The ruins were the first archaeological preserve in the United States and are today located within Casa Grande Ruins National Monument (1100 Ruins Dr., Coolidge, AZ). They are about an hour drive from either Phoenix or Tucson. The Gila Indian Center museum is located along Interstate 10 at the Casa Blanca Interchange. The Gila Heritage Park, run by the tribe, features self-guided tours of traditional Indian homes including the Pima, Maricopa, Papago and the Apache. Camp #25 (November 3-6) was called Laguna del Hospital because the sickness experienced there by the animals as well as two women. One of the women, who was pregnant, was given medicines.

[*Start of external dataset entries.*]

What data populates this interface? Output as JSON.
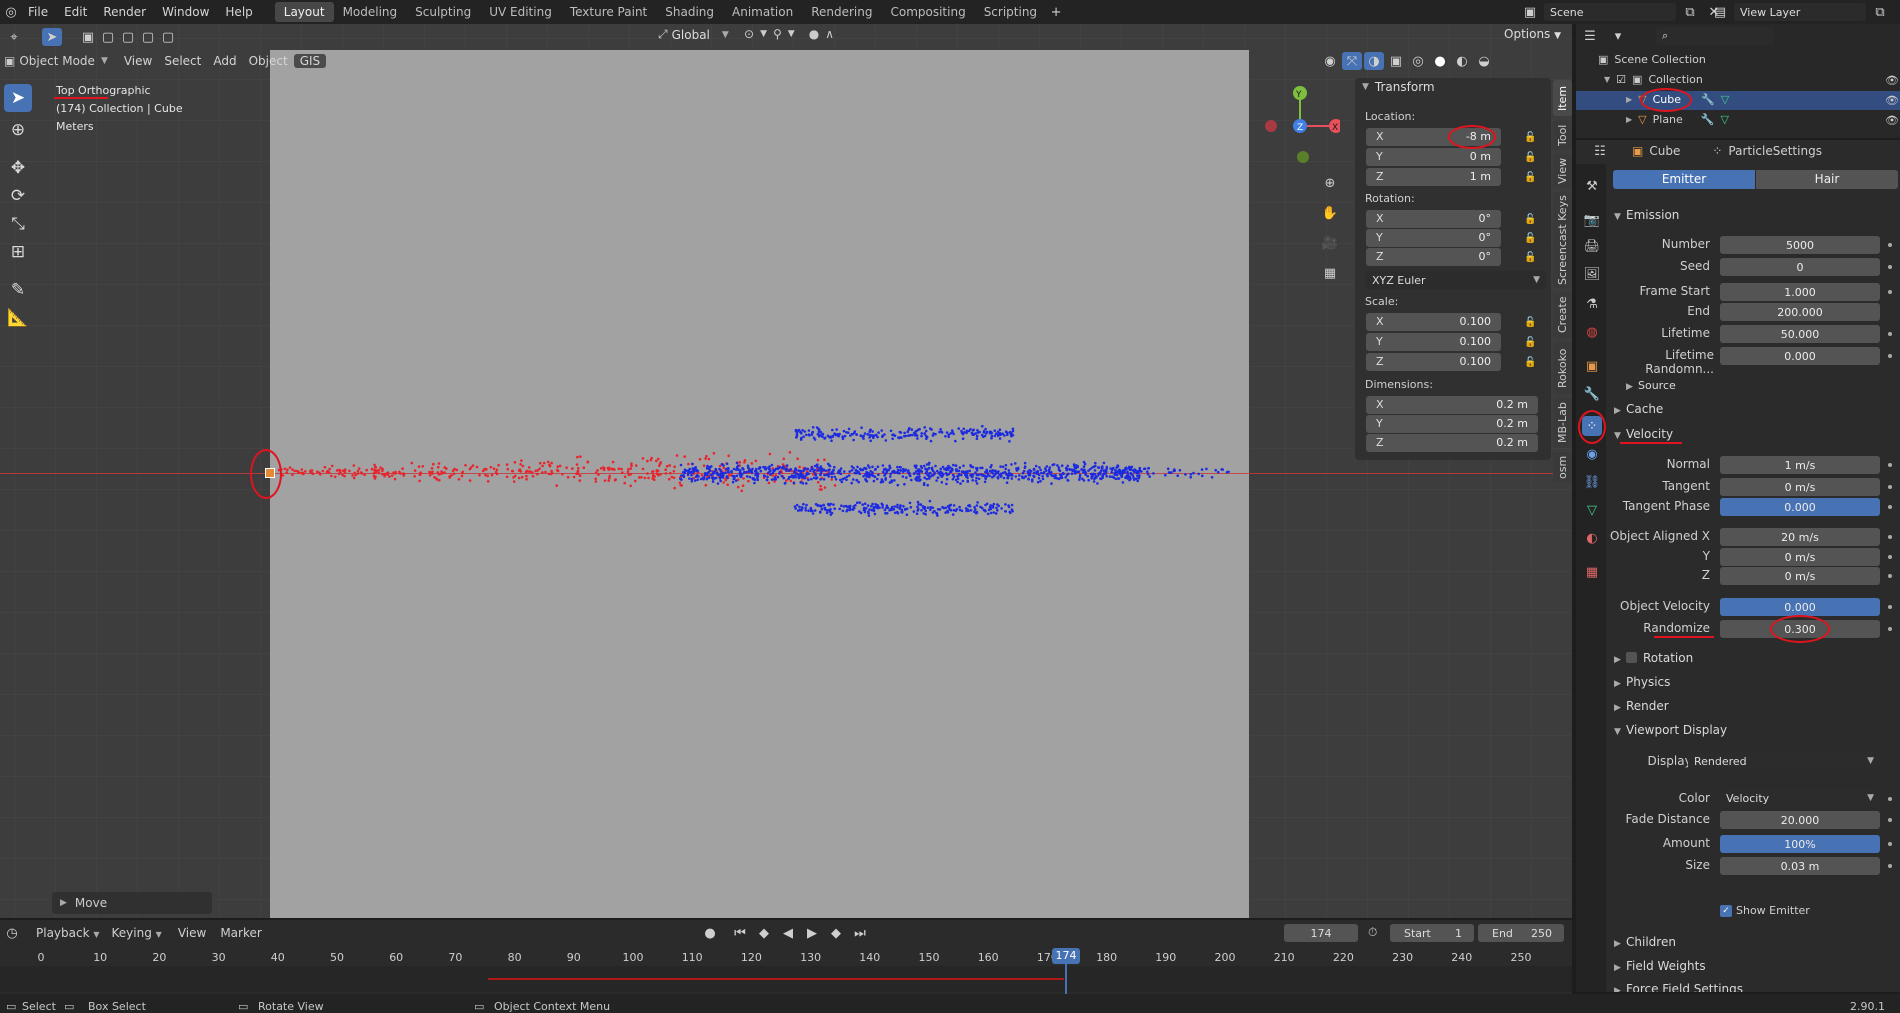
{
  "menu": [
    "File",
    "Edit",
    "Render",
    "Window",
    "Help"
  ],
  "workspaces": [
    "Layout",
    "Modeling",
    "Sculpting",
    "UV Editing",
    "Texture Paint",
    "Shading",
    "Animation",
    "Rendering",
    "Compositing",
    "Scripting"
  ],
  "active_workspace": "Layout",
  "scene_name": "Scene",
  "view_layer": "View Layer",
  "header": {
    "transform_orientation": "Global",
    "options_label": "Options",
    "mode": "Object Mode",
    "menus": [
      "View",
      "Select",
      "Add",
      "Object",
      "GIS"
    ]
  },
  "viewport": {
    "view_name": "Top Orthographic",
    "collection_line": "(174) Collection | Cube",
    "units": "Meters",
    "last_op": "Move"
  },
  "npanel": {
    "title": "Transform",
    "location_label": "Location:",
    "location": [
      {
        "axis": "X",
        "value": "-8 m"
      },
      {
        "axis": "Y",
        "value": "0 m"
      },
      {
        "axis": "Z",
        "value": "1 m"
      }
    ],
    "rotation_label": "Rotation:",
    "rotation": [
      {
        "axis": "X",
        "value": "0°"
      },
      {
        "axis": "Y",
        "value": "0°"
      },
      {
        "axis": "Z",
        "value": "0°"
      }
    ],
    "rotation_mode": "XYZ Euler",
    "scale_label": "Scale:",
    "scale": [
      {
        "axis": "X",
        "value": "0.100"
      },
      {
        "axis": "Y",
        "value": "0.100"
      },
      {
        "axis": "Z",
        "value": "0.100"
      }
    ],
    "dimensions_label": "Dimensions:",
    "dimensions": [
      {
        "axis": "X",
        "value": "0.2 m"
      },
      {
        "axis": "Y",
        "value": "0.2 m"
      },
      {
        "axis": "Z",
        "value": "0.2 m"
      }
    ],
    "tabs": [
      "Item",
      "Tool",
      "View",
      "Screencast Keys",
      "Create",
      "Rokoko",
      "MB-Lab",
      "osm"
    ]
  },
  "outliner": {
    "root": "Scene Collection",
    "collection": "Collection",
    "items": [
      "Cube",
      "Plane"
    ]
  },
  "properties": {
    "object": "Cube",
    "particle_settings": "ParticleSettings",
    "emitter_label": "Emitter",
    "hair_label": "Hair",
    "emission": {
      "title": "Emission",
      "rows": [
        {
          "label": "Number",
          "value": "5000"
        },
        {
          "label": "Seed",
          "value": "0"
        },
        {
          "label": "Frame Start",
          "value": "1.000"
        },
        {
          "label": "End",
          "value": "200.000"
        },
        {
          "label": "Lifetime",
          "value": "50.000"
        },
        {
          "label": "Lifetime Randomn...",
          "value": "0.000"
        }
      ],
      "source": "Source"
    },
    "cache": "Cache",
    "velocity": {
      "title": "Velocity",
      "rows": [
        {
          "label": "Normal",
          "value": "1 m/s",
          "blue": false
        },
        {
          "label": "Tangent",
          "value": "0 m/s",
          "blue": false
        },
        {
          "label": "Tangent Phase",
          "value": "0.000",
          "blue": true
        },
        {
          "label": "Object Aligned X",
          "value": "20 m/s",
          "blue": false
        },
        {
          "label": "Y",
          "value": "0 m/s",
          "blue": false
        },
        {
          "label": "Z",
          "value": "0 m/s",
          "blue": false
        },
        {
          "label": "Object Velocity",
          "value": "0.000",
          "blue": true
        },
        {
          "label": "Randomize",
          "value": "0.300",
          "blue": false
        }
      ]
    },
    "collapsed_sections": [
      "Rotation",
      "Physics",
      "Render"
    ],
    "viewport_display": {
      "title": "Viewport Display",
      "display_as_label": "Display As",
      "display_as": "Rendered",
      "color_label": "Color",
      "color": "Velocity",
      "fade_distance_label": "Fade Distance",
      "fade_distance": "20.000",
      "amount_label": "Amount",
      "amount": "100%",
      "size_label": "Size",
      "size": "0.03 m",
      "show_emitter": "Show Emitter"
    },
    "bottom_sections": [
      "Children",
      "Field Weights",
      "Force Field Settings"
    ]
  },
  "timeline": {
    "menus": [
      "Playback",
      "Keying",
      "View",
      "Marker"
    ],
    "current_frame": "174",
    "start_label": "Start",
    "start": "1",
    "end_label": "End",
    "end": "250",
    "ruler": [
      "0",
      "10",
      "20",
      "30",
      "40",
      "50",
      "60",
      "70",
      "80",
      "90",
      "100",
      "110",
      "120",
      "130",
      "140",
      "150",
      "160",
      "170",
      "180",
      "190",
      "200",
      "210",
      "220",
      "230",
      "240",
      "250"
    ]
  },
  "statusbar": {
    "select": "Select",
    "box_select": "Box Select",
    "rotate_view": "Rotate View",
    "context_menu": "Object Context Menu",
    "version": "2.90.1"
  },
  "colors": {
    "accent": "#4772b3",
    "annotation": "#e0141e",
    "particle_red": "#e8242c",
    "particle_blue": "#1d2be0"
  }
}
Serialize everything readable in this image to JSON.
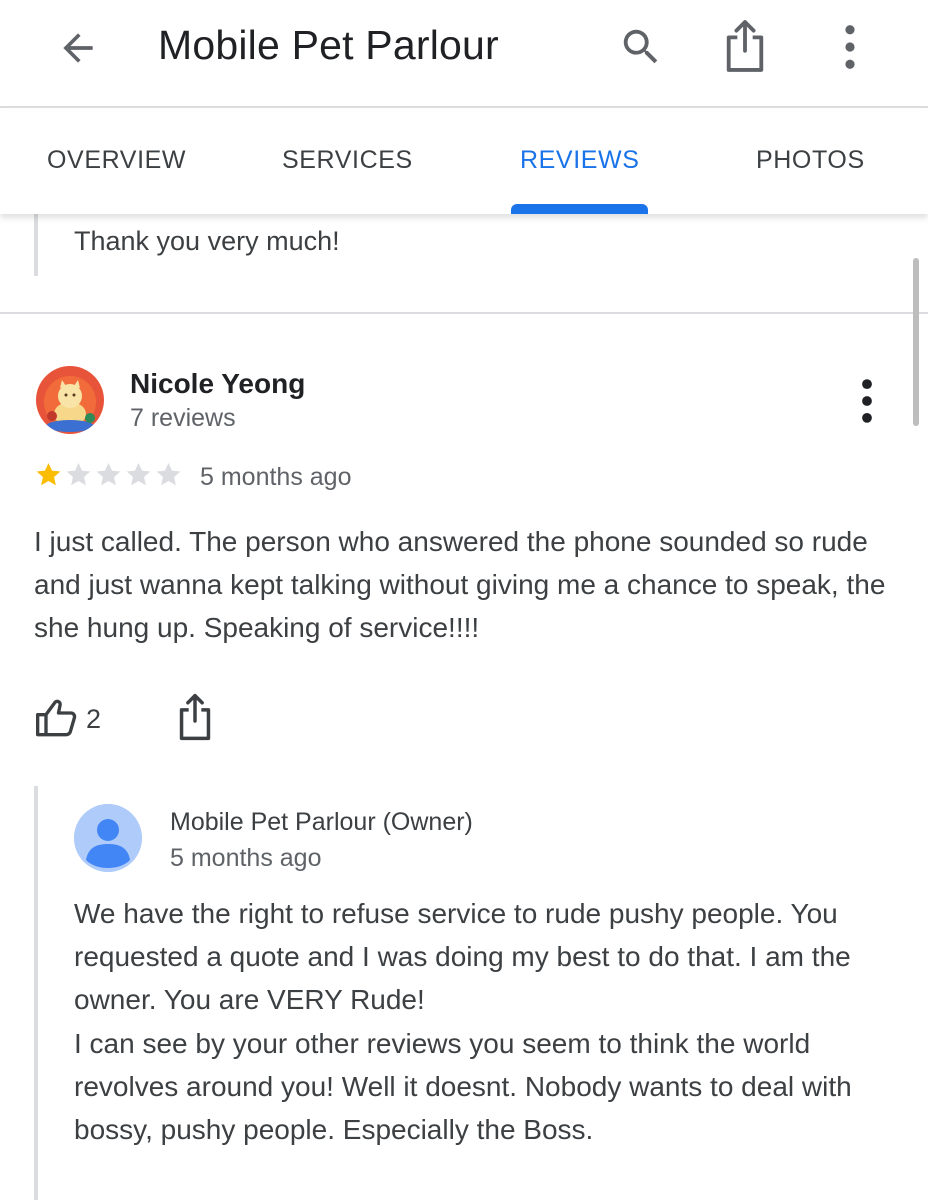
{
  "appbar": {
    "title": "Mobile Pet Parlour",
    "icons": [
      "arrow-back-icon",
      "search-icon",
      "share-icon",
      "more-vert-icon"
    ]
  },
  "tabs": [
    {
      "label": "OVERVIEW",
      "active": false
    },
    {
      "label": "SERVICES",
      "active": false
    },
    {
      "label": "REVIEWS",
      "active": true
    },
    {
      "label": "PHOTOS",
      "active": false
    }
  ],
  "previous_reply": {
    "text": "Thank you very much!"
  },
  "review": {
    "author": "Nicole Yeong",
    "review_count": "7 reviews",
    "rating": 1,
    "max_rating": 5,
    "time": "5 months ago",
    "text": "I just called. The person who answered the phone sounded so rude and just wanna kept talking without giving me a chance to speak, the she hung up. Speaking of service!!!!",
    "likes": "2"
  },
  "owner_response": {
    "name": "Mobile Pet Parlour (Owner)",
    "time": "5 months ago",
    "lines": [
      "We have the right to refuse service to rude pushy people. You requested a quote and I was doing my best to do that. I am the owner. You are VERY Rude!",
      "I can see by your other reviews you seem to think the world revolves around you! Well it doesnt. Nobody wants to deal with bossy, pushy people. Especially the Boss."
    ]
  },
  "colors": {
    "accent": "#1a73e8",
    "star_filled": "#fbbc04",
    "star_empty": "#dadce0",
    "text_primary": "#202124",
    "text_secondary": "#5f6368"
  }
}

"We had an opportunity to go and examine the house that is called La Casa Grande de Moctezuma... We were accompanied there by several Indians...who told us on the way a tale and tradition regarding the house, handed down from their forefathers." Diary of Pedro Font, Oct. 30, 1775
Yuma CountyPast Agua Caliente, the expedition continued southwest along the Gila River. At Cerro de San Pasqual (Camp #34), the expedition had their second birth. They crossed the Gila again near the Colorado river, and crossed the latter without serious incident with the help of the Yuma people and their chief, Salvador Palma. Father Garcés was carried over on the shoulders of three Yumas, two at his head and one at his feet, lying stretched out face up.
Sites of Interest
Cerro de San Pasqual, Sears Point and Expedition Camps #32-#34
Antelope Hill and Expedition Camp #35
Along the Gila and Expedition Camps #36-#38
Yuma Crossing and Expedition Camps #39 - #41
"We arrived at the junction of the Gila and Colorado Rivers, where, after safely crossing the first stream by a good ford, camp was made for the night." Diary of Juan Bautista de Anza, Nov. 28, 1775.
Last updated: June 17, 2017